  10. On the convergence of the phase gradient autofocus algorithm for synthetic aperture radar imaging

    SciTech Connect

    Hicks, M.J.

    1996-01-01

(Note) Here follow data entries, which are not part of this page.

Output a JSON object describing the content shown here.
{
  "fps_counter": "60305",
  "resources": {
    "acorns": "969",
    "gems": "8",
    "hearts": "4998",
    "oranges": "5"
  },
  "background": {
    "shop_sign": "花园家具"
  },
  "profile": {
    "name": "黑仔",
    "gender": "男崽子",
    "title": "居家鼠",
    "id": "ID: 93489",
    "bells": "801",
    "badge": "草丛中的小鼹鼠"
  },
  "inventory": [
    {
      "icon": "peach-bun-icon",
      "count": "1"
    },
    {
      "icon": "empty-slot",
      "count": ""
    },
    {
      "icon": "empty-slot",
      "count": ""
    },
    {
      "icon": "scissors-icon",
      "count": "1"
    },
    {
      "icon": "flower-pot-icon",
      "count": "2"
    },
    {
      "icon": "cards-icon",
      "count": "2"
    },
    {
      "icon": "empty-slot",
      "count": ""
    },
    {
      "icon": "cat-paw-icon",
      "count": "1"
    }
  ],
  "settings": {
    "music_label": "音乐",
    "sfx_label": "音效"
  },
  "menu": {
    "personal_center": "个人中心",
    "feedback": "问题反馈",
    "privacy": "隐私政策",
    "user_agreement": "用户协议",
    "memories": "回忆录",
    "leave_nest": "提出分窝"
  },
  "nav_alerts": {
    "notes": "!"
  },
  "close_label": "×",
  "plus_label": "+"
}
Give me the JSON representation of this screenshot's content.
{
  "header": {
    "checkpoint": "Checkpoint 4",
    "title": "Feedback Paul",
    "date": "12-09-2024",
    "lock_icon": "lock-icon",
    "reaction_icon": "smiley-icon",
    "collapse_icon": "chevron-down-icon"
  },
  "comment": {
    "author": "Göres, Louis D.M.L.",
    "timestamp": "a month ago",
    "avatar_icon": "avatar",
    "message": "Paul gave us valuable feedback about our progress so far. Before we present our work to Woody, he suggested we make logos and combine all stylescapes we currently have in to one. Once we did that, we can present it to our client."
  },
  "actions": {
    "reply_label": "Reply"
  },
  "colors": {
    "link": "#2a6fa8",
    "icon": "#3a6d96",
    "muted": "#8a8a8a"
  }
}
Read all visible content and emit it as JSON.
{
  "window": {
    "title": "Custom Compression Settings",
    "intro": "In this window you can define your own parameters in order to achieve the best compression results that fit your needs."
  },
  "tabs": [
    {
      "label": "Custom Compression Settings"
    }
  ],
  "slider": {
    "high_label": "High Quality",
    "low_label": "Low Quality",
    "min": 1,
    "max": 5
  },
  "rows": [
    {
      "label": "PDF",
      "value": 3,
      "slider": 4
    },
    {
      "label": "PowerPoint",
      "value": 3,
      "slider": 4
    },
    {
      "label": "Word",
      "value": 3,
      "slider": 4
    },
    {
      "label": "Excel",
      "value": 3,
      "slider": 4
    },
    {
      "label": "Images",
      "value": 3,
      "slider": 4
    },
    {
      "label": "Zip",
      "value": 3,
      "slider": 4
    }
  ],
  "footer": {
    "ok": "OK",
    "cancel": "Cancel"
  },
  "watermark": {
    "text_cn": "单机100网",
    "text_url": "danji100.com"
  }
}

    Synthetic Aperture Radar (SAR) imaging is a class of coherent range and Doppler signal processing techniques applied to remote sensing. The aperture is synthesized by recording and processing coherent signals at known positions along the flight path. Demands for greater image resolution put an extreme burden on requirements for inertial measurement units that are used to maintain accurate pulse-to-pulse position information. The recently developed Phase Gradient Autofocus algorithm relieves this burden by taking a data-driven digital signal processing approach to estimating the range-invariant phase aberrations due to either uncompensated motions of the SAR platform or to atmospheric turbulence. Although the performance of this four-step algorithm has been demonstrated, its convergence has not been modeled mathematically. A new sensitivity study of algorithm performance is a necessary step towards this model. Insights that are significant to the application of this algorithm to both SAR and to other coherent imaging applications are developed. New details on algorithm implementation identify an easily avoided biased phase estimate. A new algorithm for defining support of the point spread function is proposed, which promises to reduce the number of iterations required even for rural scenes with low signal-to-clutter ratios.